Inappropriate methods include fasting, skipping meals, laxative abuse, bingeing and purging .. and intentional dehydration by sweatsuits and saunas
Present challenges in maintaining nutritionally adequate diet whilst maintaining or reducing weight
Weight loss general means fat loss .. as losses in muscle ss may result in changes to power-weight ratio
Performance and recovery from exercise are enhanced by optimal nutrition
Carbohydrate requirements likely to contribute 55-65% of total energy intake
Protein = 12-15%
Remainder comes from fat
Food groups
Eatwell plate
Attempts to make following a balanced diet easier by identifying types and proportions of foods required to achieve balanced, healthy and varied diet .. based around 5 groups
Depicts a plate with divisions representing the 5 food groups
Smaller divisions = smaller proportions in diet
Applies to most people in the UK .. does not apply to children under the age of 5
You should aim to:
Sources and availability
Several factors influence food availability. physical and environmental factors
Appropriate for selected activity
Athletes should pay careful attention to foods that can enhance (not hinder) prep for participation and recovery from training/competition
Obtain all energy and nutrients by eating when they are hungry and choosing a balanced varied diet
Sports categories
- multi sprint or team sports - soccer
- endurance or ultra endurance sports marathon/triathlon
- strength sports - sprinting
- weight catergory sports - boxing
- aesthetic sports - diving
Planning diets
Overview of diet
What to have?
How much of each?
- ensuring balanced diet is achieved (for all nutrients)
- maintaining sufficient fluid intake
- encouraging adequate calcium and iron intake (particularly for females)
- promoting long term health and reducing coronary heart disease risk
- problems of traveling to training and competition venues
- minimising risk of injury and illness
Assessment of needs
Eat sufficient carbs and refuel as soon as possible after training when muscle capacity to refuel is at greatest
May not coincide with natural meal times
Fit eating times around training with smaller, more frequent meals and snacks needed
Rest days are vital and should be used to recover from stresses of training and competition
High fluid intake is encouraged .. post match alcohol .. can delay recovery and should be avoided for 48 hours if injury occurs
Gains in lean body mass can only be achieved as result of regressive strength training and adequate diet
Fat gain
Athlete may want to gain fat
Both will Particularly in contact sports where addiotnal body fat may increase protection
Fat gains are easy to achieve
Gains in lean body mass can only be achieved as result of regressive strength training and adequate diet
Fat loss
Vitamin and mineral supplementation will not improve performance of athletes with adequate and varied diet
Micronutrient deficiency people who restrict energy intake .. use severe weight loss strategies .. or follow high carb diet with low micronutrient density
Athletes should aim to consume diets that meet RNI values for micronutrient intakes

Athletes should aim to achieve fibre intakes in line with sedentary population intake target = 18 g per day
Larger divisions = larger proportions in diet
- Base all meals around starchy foods

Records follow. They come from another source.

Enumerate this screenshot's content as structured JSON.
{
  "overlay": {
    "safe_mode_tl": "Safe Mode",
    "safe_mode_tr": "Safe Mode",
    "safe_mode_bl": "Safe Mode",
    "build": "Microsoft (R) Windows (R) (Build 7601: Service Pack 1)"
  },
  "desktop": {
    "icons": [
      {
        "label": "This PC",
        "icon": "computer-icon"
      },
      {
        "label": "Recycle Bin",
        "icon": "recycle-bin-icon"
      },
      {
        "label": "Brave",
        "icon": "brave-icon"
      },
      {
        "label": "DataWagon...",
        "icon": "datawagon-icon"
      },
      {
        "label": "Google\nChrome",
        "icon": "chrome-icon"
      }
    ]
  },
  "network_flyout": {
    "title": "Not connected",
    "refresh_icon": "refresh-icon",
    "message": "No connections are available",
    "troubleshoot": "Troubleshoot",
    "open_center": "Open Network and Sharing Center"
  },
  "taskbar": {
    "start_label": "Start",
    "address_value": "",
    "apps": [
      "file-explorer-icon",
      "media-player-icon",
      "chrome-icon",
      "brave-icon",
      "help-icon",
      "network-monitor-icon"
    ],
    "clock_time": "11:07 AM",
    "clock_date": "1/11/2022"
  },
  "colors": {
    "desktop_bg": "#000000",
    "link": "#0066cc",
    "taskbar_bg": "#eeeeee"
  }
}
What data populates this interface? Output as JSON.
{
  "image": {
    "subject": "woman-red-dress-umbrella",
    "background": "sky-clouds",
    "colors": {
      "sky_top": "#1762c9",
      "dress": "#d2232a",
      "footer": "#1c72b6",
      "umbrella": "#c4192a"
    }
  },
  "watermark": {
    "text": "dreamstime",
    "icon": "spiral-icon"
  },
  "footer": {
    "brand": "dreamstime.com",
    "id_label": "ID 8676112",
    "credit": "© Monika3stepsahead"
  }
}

- Eat at least 5 servings of fruit and veg each day
- Include milk and dairy foods .. possibly 3 servings a day
- Eat smaller portions of meat and fish .. try alternatives such as pulses
- Limit intake of foods with high fat or sugar content
Changes are irregular and random .. and may draw on the body's glycogen stores
Performance may be impaired towards end of match if glycogen stores are low
Weight loss methods and restrictive dietary practices are often used by athletes in weight category/aesthetic sports
Cause potential dangers to health and performance
When diet provides more calories then your body needs for general maintenance and current level of physical activity .. the excess energy is stored as fat
Removal of excess fat is by reversal of processes that have stored this excess energy
If you burn more then you consume .. energy stored as fat will be broken down to provide energy
Cost, budgeting priorities, cooking skills, facilities and nutritional values all crucial factors in provision and availability of food
Full transcript